According to the Saudi-led coalition fighting the Iran-backed Houthi insurgents in Yemen, the Houthis launched a ballistic missile at Mecca on Thursday, but the coalition was able to bring it down about 40 miles short of the Muslim holy city.
Reuters quotes Saudi state news agencies saying the coalition also conducted a retaliatory strike against the launch site.
The Houthis conceded through their official news agency that a Burkan-1 ballistic missile was launched into Saudi Arabia, but they said the target was the King Abdulaziz International Airport in Jeddah, not Mecca.
The King Abdulaziz International Airport is not only Saudi Arabia’s busiest civilian airport, as Reuters observes, but it’s also a major travel hub for the entire region. Already one of the largest airports in the world, it is currently undergoing an expansion to handle 30 million passengers per year. The Houthis are, therefore, saying they were merely trying to kill thousands of civilians instead of blowing up Mecca.
This was not the first Burkan-1 missile strike from Yemen into Saudi territory. A launch on October 11 targeted King Fahd Air Base near Taif. According to the Saudi Press Agency, it was the 18th missile attack on Saudi Arabia’s southern provinces since 2015, all of them intercepted successfully. The longest-range attack conducted by the Yemeni rebels hit a Saudi missile base some 350 kilometers from the Yemeni border.
The Houthis insist that some of these missiles were not intercepted and caused significant damage to their targets. Deutsche Welle points out that the Houthis claim the Mecca missile actually hit King Abdulaziz International Airport and caused “massive destruction,” but the airport was reporting no delays, diversions, or damage as of Friday morning.

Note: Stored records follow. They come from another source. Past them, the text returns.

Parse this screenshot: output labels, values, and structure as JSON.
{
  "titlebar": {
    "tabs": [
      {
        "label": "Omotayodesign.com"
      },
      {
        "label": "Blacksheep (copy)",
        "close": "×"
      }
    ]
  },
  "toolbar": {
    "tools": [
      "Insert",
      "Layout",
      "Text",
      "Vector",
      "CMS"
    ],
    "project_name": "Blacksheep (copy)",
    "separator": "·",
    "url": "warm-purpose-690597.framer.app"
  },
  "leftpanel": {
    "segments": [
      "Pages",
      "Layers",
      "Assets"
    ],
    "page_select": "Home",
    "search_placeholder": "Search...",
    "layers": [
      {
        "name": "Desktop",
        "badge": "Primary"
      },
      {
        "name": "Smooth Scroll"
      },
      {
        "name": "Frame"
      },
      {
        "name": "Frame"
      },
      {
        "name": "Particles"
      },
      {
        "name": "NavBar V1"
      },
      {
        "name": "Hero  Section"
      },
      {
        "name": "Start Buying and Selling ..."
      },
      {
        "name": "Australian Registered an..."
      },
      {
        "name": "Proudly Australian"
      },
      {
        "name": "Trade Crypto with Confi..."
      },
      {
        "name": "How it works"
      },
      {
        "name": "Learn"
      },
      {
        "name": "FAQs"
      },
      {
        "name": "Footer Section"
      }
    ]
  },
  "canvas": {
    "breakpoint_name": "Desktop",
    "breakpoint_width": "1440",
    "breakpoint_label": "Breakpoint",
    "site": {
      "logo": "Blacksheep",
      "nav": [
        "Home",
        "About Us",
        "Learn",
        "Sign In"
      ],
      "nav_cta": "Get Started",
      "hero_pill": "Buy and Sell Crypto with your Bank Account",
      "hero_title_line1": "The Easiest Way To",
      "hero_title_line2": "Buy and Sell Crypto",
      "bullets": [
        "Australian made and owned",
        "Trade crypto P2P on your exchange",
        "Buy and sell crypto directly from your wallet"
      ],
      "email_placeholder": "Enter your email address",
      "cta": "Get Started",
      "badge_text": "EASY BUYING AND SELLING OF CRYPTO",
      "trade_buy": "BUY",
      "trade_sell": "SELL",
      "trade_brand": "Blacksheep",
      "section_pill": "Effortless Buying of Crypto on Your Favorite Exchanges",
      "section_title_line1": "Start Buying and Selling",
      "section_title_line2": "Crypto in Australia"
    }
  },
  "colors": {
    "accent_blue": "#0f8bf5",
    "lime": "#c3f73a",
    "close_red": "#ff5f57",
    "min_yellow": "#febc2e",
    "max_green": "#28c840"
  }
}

Sheikh Abdullah bin Zayed, Foreign Minister of the United Arab Emirates, did not accept the Houthis’ denial of Mecca as their target. “The Iranian regime is supporting a terrorist group that fires its rockets on Mecca, is this an Islamic regime as it claims?” he asked via Twitter.
Coincidentally, U.S. military officials told NBC News on Thursday that Iran has supplied missiles to the Houthis, such as the coastal defense cruise missiles fired at U.S. Navy ships in the Red Sea.
“The head of U.S. Naval Forces Central Command, who is tasked with securing the waters off of Yemen, disclosed today that the U.S. and partner nations have intercepted five weapons shipments from Iran that were headed to the Houthis in Yemen,” NBC reported.
The first of those intercepts included coastal defense cruise missiles. Other munitions included “thousands of AK-47s, reverse engineered Iranian missiles similar to the TOW anti-tank missiles, sniper rifles, pieces of other equipment and higher end weapons systems,” according to Vice Admiral Kevin Donegan, who expressed confidence that only some of Iran’s shipments have been intercepted.
Donegan noted that some of these weapons are too sophisticated to master by merely reading the instruction manuals, so the U.S. believes Iran had a hand in training the Houthis to use them.
NBC quotes both Donegan and the head of U.S. Central Command, General Joseph Votel, saying that Navy counterattacks on Houthi radar sites did not permanently shut down their ability to launch missile attacks into the Red Sea. The U.S. military is therefore “working very hard” to find the Yemeni rebels’ mobile missile launchers, according to Donegan.